§ WORK INSTRUCTIONS: Take every line from the material that has the word "image" in it.

········

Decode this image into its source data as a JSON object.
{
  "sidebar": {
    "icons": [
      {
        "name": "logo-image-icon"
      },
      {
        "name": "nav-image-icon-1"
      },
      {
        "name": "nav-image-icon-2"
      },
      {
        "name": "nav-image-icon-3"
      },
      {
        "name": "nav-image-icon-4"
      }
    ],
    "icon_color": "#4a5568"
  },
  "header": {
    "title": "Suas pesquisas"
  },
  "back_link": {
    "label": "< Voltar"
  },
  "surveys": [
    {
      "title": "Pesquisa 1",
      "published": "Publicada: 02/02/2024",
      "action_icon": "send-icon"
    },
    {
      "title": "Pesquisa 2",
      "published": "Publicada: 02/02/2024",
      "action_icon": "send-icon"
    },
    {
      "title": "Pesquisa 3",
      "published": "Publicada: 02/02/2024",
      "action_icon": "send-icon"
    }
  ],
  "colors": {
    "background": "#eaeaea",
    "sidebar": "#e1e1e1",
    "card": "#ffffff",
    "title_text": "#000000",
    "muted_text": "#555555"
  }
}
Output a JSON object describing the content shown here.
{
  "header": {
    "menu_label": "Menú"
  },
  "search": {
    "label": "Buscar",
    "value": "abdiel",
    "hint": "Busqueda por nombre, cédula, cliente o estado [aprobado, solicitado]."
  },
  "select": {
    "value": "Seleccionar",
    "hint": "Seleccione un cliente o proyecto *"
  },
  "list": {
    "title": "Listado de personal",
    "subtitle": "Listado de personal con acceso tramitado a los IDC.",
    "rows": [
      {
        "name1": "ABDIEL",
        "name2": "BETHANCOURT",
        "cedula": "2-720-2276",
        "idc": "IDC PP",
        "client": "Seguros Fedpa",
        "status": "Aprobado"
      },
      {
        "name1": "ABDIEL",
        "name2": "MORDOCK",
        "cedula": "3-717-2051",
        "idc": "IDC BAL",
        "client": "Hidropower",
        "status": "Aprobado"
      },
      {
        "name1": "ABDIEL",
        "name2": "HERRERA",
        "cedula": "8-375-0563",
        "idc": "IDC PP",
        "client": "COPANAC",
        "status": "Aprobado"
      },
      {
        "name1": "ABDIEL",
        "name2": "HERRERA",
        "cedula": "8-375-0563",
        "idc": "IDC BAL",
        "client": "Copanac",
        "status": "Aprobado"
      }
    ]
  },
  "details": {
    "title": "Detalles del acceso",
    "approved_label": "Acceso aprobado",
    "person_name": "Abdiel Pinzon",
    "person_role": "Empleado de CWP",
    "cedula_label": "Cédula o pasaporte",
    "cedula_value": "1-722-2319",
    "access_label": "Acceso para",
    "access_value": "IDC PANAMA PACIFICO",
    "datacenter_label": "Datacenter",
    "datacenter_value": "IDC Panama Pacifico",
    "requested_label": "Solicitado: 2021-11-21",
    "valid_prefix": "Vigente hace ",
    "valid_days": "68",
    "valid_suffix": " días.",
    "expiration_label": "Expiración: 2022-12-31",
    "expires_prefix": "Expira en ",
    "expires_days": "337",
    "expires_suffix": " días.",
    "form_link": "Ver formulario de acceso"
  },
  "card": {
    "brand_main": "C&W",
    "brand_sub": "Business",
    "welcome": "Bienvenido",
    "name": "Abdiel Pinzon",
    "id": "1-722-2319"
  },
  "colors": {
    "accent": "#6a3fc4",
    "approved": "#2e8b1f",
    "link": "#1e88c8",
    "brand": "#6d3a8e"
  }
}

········

§ WRITTEN RESPONSE:
Decode this image into its source data as a JSON object.
        "name": "logo-image-icon"
        "name": "nav-image-icon-1"
        "name": "nav-image-icon-2"
        "name": "nav-image-icon-3"
        "name": "nav-image-icon-4"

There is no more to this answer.